▸ **Material for this exercise**
#####

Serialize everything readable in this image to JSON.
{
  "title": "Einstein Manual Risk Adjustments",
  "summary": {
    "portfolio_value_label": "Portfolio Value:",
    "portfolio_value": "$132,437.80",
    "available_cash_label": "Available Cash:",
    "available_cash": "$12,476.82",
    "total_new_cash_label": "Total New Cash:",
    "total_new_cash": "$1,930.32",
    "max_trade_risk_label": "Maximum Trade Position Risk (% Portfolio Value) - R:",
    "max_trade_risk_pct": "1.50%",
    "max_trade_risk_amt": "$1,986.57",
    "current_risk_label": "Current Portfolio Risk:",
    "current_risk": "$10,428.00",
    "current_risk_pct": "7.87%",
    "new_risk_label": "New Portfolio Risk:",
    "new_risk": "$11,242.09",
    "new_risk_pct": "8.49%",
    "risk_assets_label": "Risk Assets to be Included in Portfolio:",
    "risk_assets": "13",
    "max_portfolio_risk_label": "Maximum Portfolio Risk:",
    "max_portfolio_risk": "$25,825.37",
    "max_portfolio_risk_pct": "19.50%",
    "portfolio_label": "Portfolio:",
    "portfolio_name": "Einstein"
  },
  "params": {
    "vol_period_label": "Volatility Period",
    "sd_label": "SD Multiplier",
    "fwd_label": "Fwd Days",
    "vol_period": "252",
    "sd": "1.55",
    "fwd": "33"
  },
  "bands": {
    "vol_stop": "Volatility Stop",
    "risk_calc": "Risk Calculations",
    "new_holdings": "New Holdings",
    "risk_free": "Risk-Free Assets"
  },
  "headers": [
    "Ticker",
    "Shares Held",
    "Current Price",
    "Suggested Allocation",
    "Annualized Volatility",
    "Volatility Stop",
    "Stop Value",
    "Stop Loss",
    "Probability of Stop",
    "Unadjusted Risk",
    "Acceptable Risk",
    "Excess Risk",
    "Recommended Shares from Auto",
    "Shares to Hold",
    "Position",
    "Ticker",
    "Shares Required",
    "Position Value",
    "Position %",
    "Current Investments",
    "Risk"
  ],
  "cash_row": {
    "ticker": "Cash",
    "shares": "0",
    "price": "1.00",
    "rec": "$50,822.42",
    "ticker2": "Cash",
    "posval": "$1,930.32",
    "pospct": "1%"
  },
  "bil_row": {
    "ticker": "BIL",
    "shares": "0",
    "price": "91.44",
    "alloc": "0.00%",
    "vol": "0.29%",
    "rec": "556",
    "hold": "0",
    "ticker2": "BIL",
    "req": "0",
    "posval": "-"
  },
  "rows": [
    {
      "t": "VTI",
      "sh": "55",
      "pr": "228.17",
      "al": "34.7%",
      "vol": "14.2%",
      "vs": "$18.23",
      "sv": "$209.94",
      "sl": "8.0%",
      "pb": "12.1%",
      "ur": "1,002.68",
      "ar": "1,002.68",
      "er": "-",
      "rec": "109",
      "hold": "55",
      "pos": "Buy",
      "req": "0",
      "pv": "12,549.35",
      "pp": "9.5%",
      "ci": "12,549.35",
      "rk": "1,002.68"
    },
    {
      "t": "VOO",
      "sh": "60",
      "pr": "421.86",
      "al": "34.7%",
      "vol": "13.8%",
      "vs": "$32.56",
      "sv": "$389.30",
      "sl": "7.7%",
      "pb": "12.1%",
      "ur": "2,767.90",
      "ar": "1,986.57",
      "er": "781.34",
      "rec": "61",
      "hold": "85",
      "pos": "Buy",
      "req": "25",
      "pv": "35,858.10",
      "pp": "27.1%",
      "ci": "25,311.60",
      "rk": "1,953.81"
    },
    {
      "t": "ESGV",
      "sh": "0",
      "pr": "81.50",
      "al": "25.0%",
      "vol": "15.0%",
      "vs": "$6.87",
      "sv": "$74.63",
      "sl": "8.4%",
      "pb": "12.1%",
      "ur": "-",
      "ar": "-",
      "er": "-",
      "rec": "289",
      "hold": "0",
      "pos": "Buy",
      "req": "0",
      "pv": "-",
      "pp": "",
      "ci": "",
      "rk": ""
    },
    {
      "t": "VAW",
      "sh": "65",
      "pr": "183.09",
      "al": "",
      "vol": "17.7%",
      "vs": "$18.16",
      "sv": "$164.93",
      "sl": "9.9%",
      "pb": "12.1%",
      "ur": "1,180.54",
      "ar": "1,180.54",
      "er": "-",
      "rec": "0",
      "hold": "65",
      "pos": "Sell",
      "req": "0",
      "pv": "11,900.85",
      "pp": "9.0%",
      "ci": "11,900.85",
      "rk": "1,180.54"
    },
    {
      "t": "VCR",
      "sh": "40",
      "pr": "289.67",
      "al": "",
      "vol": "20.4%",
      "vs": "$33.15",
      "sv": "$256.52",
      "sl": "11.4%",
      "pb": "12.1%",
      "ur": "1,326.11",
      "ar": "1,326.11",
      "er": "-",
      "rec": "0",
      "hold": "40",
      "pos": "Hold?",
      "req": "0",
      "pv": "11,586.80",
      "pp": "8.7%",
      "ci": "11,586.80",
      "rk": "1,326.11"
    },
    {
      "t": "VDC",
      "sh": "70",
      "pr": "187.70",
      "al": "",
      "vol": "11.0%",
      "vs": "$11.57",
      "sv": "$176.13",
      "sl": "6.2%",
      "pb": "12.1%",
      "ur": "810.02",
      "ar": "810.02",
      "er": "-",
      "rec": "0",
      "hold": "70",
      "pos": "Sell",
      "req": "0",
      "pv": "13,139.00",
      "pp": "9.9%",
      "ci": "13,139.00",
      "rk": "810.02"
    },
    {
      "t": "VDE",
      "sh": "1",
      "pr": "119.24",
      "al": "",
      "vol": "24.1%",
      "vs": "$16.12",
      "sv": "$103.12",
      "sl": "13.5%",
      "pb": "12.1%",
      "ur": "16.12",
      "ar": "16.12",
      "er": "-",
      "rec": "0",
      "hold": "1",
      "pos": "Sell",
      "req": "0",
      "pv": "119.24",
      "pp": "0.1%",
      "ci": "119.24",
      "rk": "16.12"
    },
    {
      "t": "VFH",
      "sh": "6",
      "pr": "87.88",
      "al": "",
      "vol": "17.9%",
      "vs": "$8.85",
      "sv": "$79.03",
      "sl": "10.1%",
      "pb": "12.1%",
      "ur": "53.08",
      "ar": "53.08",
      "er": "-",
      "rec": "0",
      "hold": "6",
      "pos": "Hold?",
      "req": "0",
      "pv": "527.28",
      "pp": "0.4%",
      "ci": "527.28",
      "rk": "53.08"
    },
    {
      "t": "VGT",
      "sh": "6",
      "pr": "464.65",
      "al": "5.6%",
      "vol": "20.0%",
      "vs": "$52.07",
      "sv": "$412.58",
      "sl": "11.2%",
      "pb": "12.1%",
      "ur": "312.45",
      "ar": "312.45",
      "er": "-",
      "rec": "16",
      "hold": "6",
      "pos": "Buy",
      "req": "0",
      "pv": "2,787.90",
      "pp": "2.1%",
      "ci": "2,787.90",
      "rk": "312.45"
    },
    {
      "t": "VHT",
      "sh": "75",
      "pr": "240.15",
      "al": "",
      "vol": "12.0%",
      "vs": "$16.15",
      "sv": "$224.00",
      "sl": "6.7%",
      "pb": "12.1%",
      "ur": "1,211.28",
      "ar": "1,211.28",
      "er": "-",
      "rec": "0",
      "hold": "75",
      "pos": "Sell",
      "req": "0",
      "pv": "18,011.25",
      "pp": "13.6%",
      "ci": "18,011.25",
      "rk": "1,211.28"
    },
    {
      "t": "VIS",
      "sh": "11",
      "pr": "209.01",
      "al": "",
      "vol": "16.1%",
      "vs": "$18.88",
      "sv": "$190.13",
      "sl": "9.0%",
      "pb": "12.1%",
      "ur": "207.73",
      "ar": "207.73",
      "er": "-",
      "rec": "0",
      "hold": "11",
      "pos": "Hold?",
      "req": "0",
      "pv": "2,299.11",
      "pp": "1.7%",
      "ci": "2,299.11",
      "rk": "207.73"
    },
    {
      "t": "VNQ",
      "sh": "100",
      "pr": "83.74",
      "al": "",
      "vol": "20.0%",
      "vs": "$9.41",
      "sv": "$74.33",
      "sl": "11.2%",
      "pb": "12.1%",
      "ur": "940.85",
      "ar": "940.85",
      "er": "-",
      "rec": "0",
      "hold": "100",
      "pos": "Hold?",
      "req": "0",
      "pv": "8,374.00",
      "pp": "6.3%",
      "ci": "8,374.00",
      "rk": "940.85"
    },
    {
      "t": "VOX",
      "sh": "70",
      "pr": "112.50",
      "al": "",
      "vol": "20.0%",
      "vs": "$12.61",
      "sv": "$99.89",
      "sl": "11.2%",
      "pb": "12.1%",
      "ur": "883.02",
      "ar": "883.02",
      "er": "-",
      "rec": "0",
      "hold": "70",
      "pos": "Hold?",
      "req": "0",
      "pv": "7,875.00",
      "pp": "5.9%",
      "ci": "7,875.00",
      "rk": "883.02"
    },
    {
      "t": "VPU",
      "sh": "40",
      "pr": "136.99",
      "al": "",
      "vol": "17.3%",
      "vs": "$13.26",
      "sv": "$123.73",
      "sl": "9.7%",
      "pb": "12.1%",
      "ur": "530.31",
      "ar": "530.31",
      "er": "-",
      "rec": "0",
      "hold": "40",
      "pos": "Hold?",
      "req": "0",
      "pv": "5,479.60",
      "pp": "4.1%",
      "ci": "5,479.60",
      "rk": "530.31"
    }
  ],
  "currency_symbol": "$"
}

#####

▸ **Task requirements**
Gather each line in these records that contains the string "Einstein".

▸ **Reply to the exercise**
  "title": "Einstein Manual Risk Adjustments",
    "portfolio_name": "Einstein"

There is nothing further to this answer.